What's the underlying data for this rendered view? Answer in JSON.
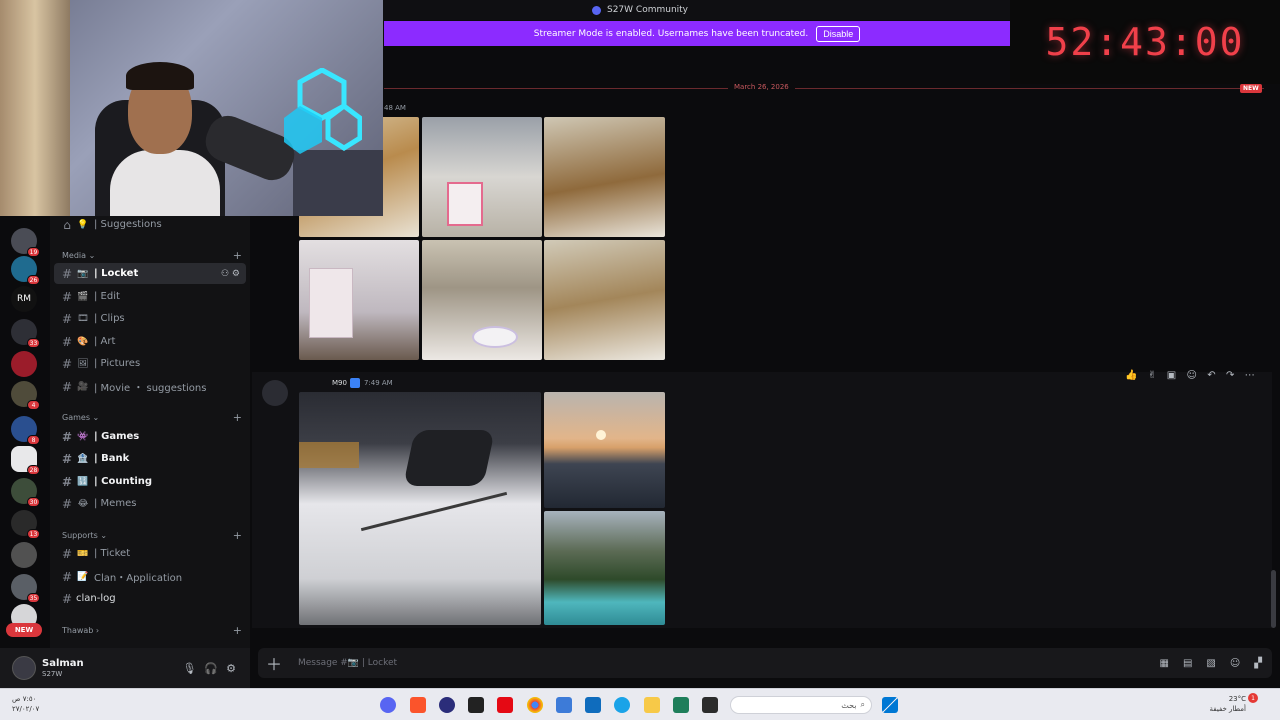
{
  "window_title": "S27W Community",
  "banner": {
    "text": "Streamer Mode is enabled. Usernames have been truncated.",
    "button": "Disable"
  },
  "timer": "52:43:00",
  "rail": {
    "badges": [
      "19",
      "26",
      "33",
      "4",
      "8",
      "28",
      "30",
      "13",
      "35"
    ],
    "rm_label": "RM",
    "new_label": "NEW"
  },
  "sidebar": {
    "suggestions": {
      "emoji": "💡",
      "label": "| Suggestions"
    },
    "cat_media": "Media",
    "media": [
      {
        "emoji": "📷",
        "label": "| Locket"
      },
      {
        "emoji": "🎬",
        "label": "| Edit"
      },
      {
        "emoji": "🎞",
        "label": "| Clips"
      },
      {
        "emoji": "🎨",
        "label": "| Art"
      },
      {
        "emoji": "🖼",
        "label": "| Pictures"
      },
      {
        "emoji": "🎥",
        "label": "| Movie ・ suggestions"
      }
    ],
    "cat_games": "Games",
    "games": [
      {
        "emoji": "👾",
        "label": "| Games"
      },
      {
        "emoji": "🏦",
        "label": "| Bank"
      },
      {
        "emoji": "🔢",
        "label": "| Counting"
      },
      {
        "emoji": "😂",
        "label": "| Memes"
      }
    ],
    "cat_supports": "Supports",
    "supports": [
      {
        "emoji": "🎫",
        "label": "| Ticket"
      },
      {
        "emoji": "📝",
        "label": "Clan・Application"
      }
    ],
    "clan_log": "clan-log",
    "cat_thawab": "Thawab"
  },
  "user": {
    "name": "Salman",
    "status": "S27W"
  },
  "chat": {
    "date_divider": "March 26, 2026",
    "new_tag": "NEW",
    "first_time": "48 AM",
    "second_role": "M90",
    "second_time": "7:49 AM"
  },
  "composer": {
    "placeholder": "Message #📷 | Locket"
  },
  "taskbar": {
    "time": "٧:٥٠ ص",
    "date": "٢٧/٠٢/٠٧",
    "search": "بحث",
    "weather_temp": "23°C",
    "weather_desc": "أمطار خفيفة",
    "notify_count": "1"
  },
  "colors": {
    "accent": "#8c2bff",
    "timer": "#f0404a",
    "badge": "#da373c"
  }
}
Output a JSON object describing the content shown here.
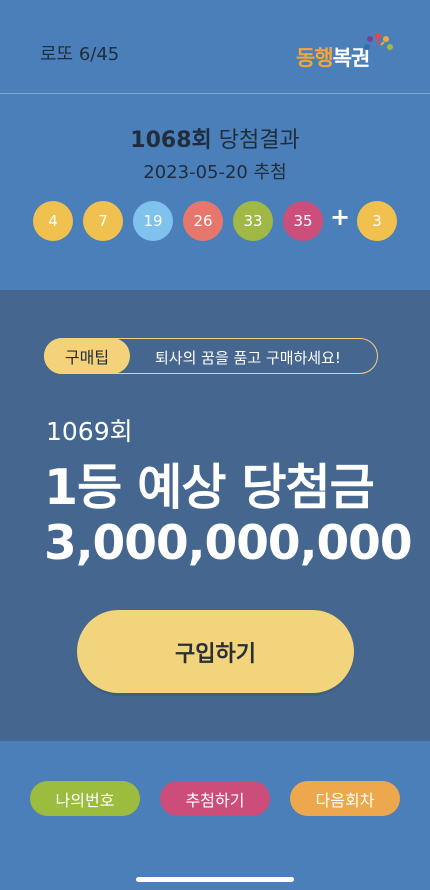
{
  "header": {
    "game_label": "로또 6/45",
    "brand_part1": "동행",
    "brand_part2": "복권"
  },
  "result": {
    "round": "1068회",
    "title_suffix": "당첨결과",
    "date": "2023-05-20 추첨",
    "numbers": [
      {
        "value": "4",
        "color": "#f0c14f"
      },
      {
        "value": "7",
        "color": "#f0c14f"
      },
      {
        "value": "19",
        "color": "#7fc2ee"
      },
      {
        "value": "26",
        "color": "#e7776d"
      },
      {
        "value": "33",
        "color": "#a0b846"
      },
      {
        "value": "35",
        "color": "#cb4f7a"
      }
    ],
    "plus": "+",
    "bonus": {
      "value": "3",
      "color": "#f0c14f"
    }
  },
  "main": {
    "tip_label": "구매팁",
    "tip_text": "퇴사의 꿈을 품고 구매하세요!",
    "next_round": "1069회",
    "headline": "1등 예상 당첨금",
    "amount": "3,000,000,000",
    "buy_label": "구입하기"
  },
  "footer": {
    "buttons": [
      {
        "label": "나의번호",
        "color": "#9bbc3f"
      },
      {
        "label": "추첨하기",
        "color": "#cc4d7a"
      },
      {
        "label": "다음회차",
        "color": "#eda74c"
      }
    ]
  },
  "colors": {
    "background": "#4b7fb9",
    "panel": "#45678f",
    "accent_yellow": "#f2d47c"
  }
}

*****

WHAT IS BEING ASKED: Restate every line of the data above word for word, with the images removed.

EXERCISE RESULT:
What's the underlying data for this rendered view? Answer in JSON.
{
  "window_title": "S27W Community",
  "banner": {
    "text": "Streamer Mode is enabled. Usernames have been truncated.",
    "button": "Disable"
  },
  "timer": "52:43:00",
  "rail": {
    "badges": [
      "19",
      "26",
      "33",
      "4",
      "8",
      "28",
      "30",
      "13",
      "35"
    ],
    "rm_label": "RM",
    "new_label": "NEW"
  },
  "sidebar": {
    "suggestions": {
      "emoji": "💡",
      "label": "| Suggestions"
    },
    "cat_media": "Media",
    "media": [
      {
        "emoji": "📷",
        "label": "| Locket"
      },
      {
        "emoji": "🎬",
        "label": "| Edit"
      },
      {
        "emoji": "🎞",
        "label": "| Clips"
      },
      {
        "emoji": "🎨",
        "label": "| Art"
      },
      {
        "emoji": "🖼",
        "label": "| Pictures"
      },
      {
        "emoji": "🎥",
        "label": "| Movie ・ suggestions"
      }
    ],
    "cat_games": "Games",
    "games": [
      {
        "emoji": "👾",
        "label": "| Games"
      },
      {
        "emoji": "🏦",
        "label": "| Bank"
      },
      {
        "emoji": "🔢",
        "label": "| Counting"
      },
      {
        "emoji": "😂",
        "label": "| Memes"
      }
    ],
    "cat_supports": "Supports",
    "supports": [
      {
        "emoji": "🎫",
        "label": "| Ticket"
      },
      {
        "emoji": "📝",
        "label": "Clan・Application"
      }
    ],
    "clan_log": "clan-log",
    "cat_thawab": "Thawab"
  },
  "user": {
    "name": "Salman",
    "status": "S27W"
  },
  "chat": {
    "date_divider": "March 26, 2026",
    "new_tag": "NEW",
    "first_time": "48 AM",
    "second_role": "M90",
    "second_time": "7:49 AM"
  },
  "composer": {
    "placeholder": "Message #📷 | Locket"
  },
  "taskbar": {
    "time": "٧:٥٠ ص",
    "date": "٢٧/٠٢/٠٧",
    "search": "بحث",
    "weather_temp": "23°C",
    "weather_desc": "أمطار خفيفة",
    "notify_count": "1"
  },
  "colors": {
    "accent": "#8c2bff",
    "timer": "#f0404a",
    "badge": "#da373c"
  }
}
Output a JSON object describing the content shown here.
{
  "header": {
    "game_label": "로또 6/45",
    "brand_part1": "동행",
    "brand_part2": "복권"
  },
  "result": {
    "round": "1068회",
    "title_suffix": "당첨결과",
    "date": "2023-05-20 추첨",
    "numbers": [
      {
        "value": "4",
        "color": "#f0c14f"
      },
      {
        "value": "7",
        "color": "#f0c14f"
      },
      {
        "value": "19",
        "color": "#7fc2ee"
      },
      {
        "value": "26",
        "color": "#e7776d"
      },
      {
        "value": "33",
        "color": "#a0b846"
      },
      {
        "value": "35",
        "color": "#cb4f7a"
      }
    ],
    "plus": "+",
    "bonus": {
      "value": "3",
      "color": "#f0c14f"
    }
  },
  "main": {
    "tip_label": "구매팁",
    "tip_text": "퇴사의 꿈을 품고 구매하세요!",
    "next_round": "1069회",
    "headline": "1등 예상 당첨금",
    "amount": "3,000,000,000",
    "buy_label": "구입하기"
  },
  "footer": {
    "buttons": [
      {
        "label": "나의번호",
        "color": "#9bbc3f"
      },
      {
        "label": "추첨하기",
        "color": "#cc4d7a"
      },
      {
        "label": "다음회차",
        "color": "#eda74c"
      }
    ]
  },
  "colors": {
    "background": "#4b7fb9",
    "panel": "#45678f",
    "accent_yellow": "#f2d47c"
  }
}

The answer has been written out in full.